## [AIM OF THE TASK]
Check each line below for the word "there", and copy those that have it.
:: DATA IN THIS EXERCISE ::
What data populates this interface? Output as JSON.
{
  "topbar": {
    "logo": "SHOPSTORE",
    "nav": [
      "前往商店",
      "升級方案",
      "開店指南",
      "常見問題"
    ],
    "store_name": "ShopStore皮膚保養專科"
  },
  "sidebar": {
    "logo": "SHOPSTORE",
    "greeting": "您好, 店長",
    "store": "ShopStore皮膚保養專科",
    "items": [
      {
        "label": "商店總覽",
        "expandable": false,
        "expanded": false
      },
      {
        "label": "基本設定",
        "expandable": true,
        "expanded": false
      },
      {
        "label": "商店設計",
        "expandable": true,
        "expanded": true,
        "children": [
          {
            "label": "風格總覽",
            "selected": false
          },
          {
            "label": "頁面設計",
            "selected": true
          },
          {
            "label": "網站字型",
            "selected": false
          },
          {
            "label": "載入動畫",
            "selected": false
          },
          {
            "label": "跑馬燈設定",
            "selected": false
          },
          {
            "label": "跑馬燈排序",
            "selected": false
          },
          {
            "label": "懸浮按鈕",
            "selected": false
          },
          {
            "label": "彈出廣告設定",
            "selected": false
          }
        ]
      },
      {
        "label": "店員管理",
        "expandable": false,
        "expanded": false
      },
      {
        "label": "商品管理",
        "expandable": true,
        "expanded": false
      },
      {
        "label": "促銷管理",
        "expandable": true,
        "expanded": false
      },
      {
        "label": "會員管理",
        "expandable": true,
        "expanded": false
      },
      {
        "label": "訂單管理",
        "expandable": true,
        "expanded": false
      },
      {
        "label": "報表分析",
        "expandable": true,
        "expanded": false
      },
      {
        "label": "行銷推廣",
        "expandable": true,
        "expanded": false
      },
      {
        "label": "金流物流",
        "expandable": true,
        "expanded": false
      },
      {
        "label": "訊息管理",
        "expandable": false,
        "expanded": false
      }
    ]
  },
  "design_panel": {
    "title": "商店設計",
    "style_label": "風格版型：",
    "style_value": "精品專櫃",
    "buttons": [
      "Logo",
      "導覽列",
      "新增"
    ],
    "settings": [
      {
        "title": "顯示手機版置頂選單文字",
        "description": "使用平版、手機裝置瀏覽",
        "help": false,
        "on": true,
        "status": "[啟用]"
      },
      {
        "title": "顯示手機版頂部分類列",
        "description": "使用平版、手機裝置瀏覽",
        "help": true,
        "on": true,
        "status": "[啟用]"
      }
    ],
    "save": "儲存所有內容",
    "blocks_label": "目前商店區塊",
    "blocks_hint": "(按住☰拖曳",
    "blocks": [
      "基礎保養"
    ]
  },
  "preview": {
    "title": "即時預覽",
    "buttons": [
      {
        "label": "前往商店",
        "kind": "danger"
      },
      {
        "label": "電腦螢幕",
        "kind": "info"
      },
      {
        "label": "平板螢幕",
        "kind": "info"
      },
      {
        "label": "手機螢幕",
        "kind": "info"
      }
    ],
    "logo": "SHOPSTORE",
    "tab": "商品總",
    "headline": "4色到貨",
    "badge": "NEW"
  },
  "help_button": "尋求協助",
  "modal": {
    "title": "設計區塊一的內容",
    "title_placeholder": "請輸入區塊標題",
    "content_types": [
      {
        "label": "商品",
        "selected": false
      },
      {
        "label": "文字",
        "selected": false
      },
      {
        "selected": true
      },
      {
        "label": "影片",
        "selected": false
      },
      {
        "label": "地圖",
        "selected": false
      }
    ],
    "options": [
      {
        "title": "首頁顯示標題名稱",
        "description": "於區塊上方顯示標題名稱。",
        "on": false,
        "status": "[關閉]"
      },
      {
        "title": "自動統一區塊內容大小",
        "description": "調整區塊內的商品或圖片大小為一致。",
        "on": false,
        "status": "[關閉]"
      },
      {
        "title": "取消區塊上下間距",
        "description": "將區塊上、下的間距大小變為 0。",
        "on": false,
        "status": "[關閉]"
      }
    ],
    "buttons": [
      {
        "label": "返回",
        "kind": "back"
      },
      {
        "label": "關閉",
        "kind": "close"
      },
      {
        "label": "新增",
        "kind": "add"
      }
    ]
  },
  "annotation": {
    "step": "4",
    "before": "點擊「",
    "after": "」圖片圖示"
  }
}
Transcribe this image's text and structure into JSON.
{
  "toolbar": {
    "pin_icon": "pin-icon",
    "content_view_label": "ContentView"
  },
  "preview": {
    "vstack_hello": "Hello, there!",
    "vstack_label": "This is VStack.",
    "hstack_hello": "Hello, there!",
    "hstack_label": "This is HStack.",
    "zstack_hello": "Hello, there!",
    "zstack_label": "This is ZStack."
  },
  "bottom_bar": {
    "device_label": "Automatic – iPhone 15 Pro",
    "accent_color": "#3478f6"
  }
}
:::
## [YOUR RESPONSE]
    "vstack_hello": "Hello, there!",
    "hstack_hello": "Hello, there!",
    "zstack_hello": "Hello, there!",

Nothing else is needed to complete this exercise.